Reprinted with permission from the Jakarta Sunday Post.

An e-mail came to my inbox about two months ago. It was from Ari Alexander, co-executive director of an organization called Children of Abraham. It's an organization that fosters dialog between young Jews and Muslims from all over the world. This project is based on the Internet, so we can enter the dialog from any place in the world. I've been a member since 2004.


 In his e-mail, Ari, an American Jew, asked me if I was interested in attending the Second World Congress of Imams and Rabbis for Peace, due to take place in Seville, Spain from March 19 to 22. When I read his e-mail, my first reaction was: Is this a joke? We all know there are problems between Muslims and Jews, which cause us to fight and hate one other. I have met a lot of imams in my life and they all agreed that Jews are the enemies of Muslims. They are infidels. We cannot be friends with them. I remember an imam saying in a sermon, "Jews are our biggest enemy. We have to kill them, or they will kill us first." Scary. And now this congress will gather together imams and rabbis and hope they will make peace? Interesting!

I replied to Ari's e-mail immediately, telling him that I'd love to attend the congress as a Children of Abraham student, and see how the imams and rabbis made peace -- instead of killing each other. In response, Ari sent me a list of questions and said the Children of Abraham could send four (of its 147) students to the congress. The list of questions would help them choose the four lucky students. They would judge us based on our answers, so I gave them the best answer I could possibly give.

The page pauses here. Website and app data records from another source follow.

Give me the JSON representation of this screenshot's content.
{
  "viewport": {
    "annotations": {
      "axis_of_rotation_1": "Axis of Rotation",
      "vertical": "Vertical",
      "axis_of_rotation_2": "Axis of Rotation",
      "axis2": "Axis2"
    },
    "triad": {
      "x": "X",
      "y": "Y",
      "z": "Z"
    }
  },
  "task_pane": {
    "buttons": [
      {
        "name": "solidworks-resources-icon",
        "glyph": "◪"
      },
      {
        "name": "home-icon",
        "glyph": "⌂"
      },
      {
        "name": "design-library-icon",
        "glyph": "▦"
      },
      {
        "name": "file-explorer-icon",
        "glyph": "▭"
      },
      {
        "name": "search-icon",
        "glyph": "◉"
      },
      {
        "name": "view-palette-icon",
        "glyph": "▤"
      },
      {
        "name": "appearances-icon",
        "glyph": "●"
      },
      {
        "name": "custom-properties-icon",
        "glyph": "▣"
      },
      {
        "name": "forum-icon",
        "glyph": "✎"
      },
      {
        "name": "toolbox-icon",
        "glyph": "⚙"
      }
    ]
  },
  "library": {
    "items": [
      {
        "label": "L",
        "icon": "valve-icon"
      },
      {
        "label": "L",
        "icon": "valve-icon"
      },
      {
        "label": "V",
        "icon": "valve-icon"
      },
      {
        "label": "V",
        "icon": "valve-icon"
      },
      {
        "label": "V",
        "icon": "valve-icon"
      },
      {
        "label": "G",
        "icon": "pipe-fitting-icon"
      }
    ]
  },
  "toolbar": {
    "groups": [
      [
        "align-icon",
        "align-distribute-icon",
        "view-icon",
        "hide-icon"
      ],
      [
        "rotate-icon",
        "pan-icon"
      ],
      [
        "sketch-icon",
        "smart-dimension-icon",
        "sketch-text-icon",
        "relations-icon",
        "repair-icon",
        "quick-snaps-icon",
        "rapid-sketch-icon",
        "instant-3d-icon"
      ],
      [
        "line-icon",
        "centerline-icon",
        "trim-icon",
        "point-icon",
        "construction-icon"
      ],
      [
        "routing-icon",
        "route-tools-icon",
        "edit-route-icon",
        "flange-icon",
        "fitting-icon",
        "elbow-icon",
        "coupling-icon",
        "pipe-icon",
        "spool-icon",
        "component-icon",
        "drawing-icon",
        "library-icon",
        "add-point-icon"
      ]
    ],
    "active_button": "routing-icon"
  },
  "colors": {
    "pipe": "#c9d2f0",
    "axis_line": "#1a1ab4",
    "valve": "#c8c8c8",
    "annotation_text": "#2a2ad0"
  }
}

It took almost a week for them to decide who the lucky four were. I got more nervous by the day. I checked my e-mail every morning and evening with no avail. Finally, on March 3, I received an e-mail from Ari saying I had been chosen to represent Children of Abraham students at the congress. I was speechless and jumped from my chair to run around my house. I was very happy! March 3 was also my 19th birthday and Ari's e-mail was the best birthday gift I've ever had. Later, Ari told me that Children of Abraham could only send two students, not four, to the congress, and they chose me to be one of two. It was indeed an honor for me. I only had two weeks to get everything ready for Seville. It was probably the busiest two weeks of my life, and my excitement grew.

It stayed with me until my flight to Seville from Madrid. I was on the same flight as some rabbis -- an Indonesian traveling alone. When I saw the rabbis on the plane, I suddenly felt hesitant. I'm going to meet the enemy, I said to myself. Will the imams and the rabbis make peace? Are we going to be OK during the congress? Before we landed in Seville, I asked God to fill the hearts of the imams and rabbis with love, so they could share it with each other.

The congress organizer picked us up at the airport by bus. When I entered the bus, I felt like a stranger. The bus was full of bearded old men in black suites, and they were all staring at me, a girl wearing a brown sweater, jeans, sneakers, backpack and a look of exhaustion. A complete stranger. Some of them smiled and some of them gave me a "who-the-hell-are-you" look while I struggled to find a seat. Finally I found a seat beside a man with a white beard and black hat. He introduced himself as a rabbi from Israel. "You should come to Israel someday," he said. "You'll learn a lot of things there. I can arrange a visa for you if you are interested." I smiled at him and thought, a rabbi has just offered me a visa for Israel. Please tell me, God, is this reality or am I hallucinating after a 20-hour flight?

When we arrived at the hotel, we didn't have much time to rest because we had to attend the opening ceremony. I was very sleepy, so I took a shower to refresh myself and prepare for the ceremony. I met Ari and Gul Rukh Rahman at the ceremony. Gul, a Pakistani Muslim, is a co-executive director of Children of Abraham too.

I was very happy when we met. I've been working with them for two years via the Internet, and it was the first time I'd met them in the flesh. Ari also introduced me to Yasser Salimi and Pearl Gluck. Yasser is a Children of Abraham student like me, and Pearl is a filmmaker. She was going to make a documentary film of us during the congress. They are my good friends. They knew that it was my first time to meet Jews, so they encouraged me to talk to the rabbis. I was pretty scared at first. Talk to the rabbis? What if they don't want to talk to me because I'm a Muslim?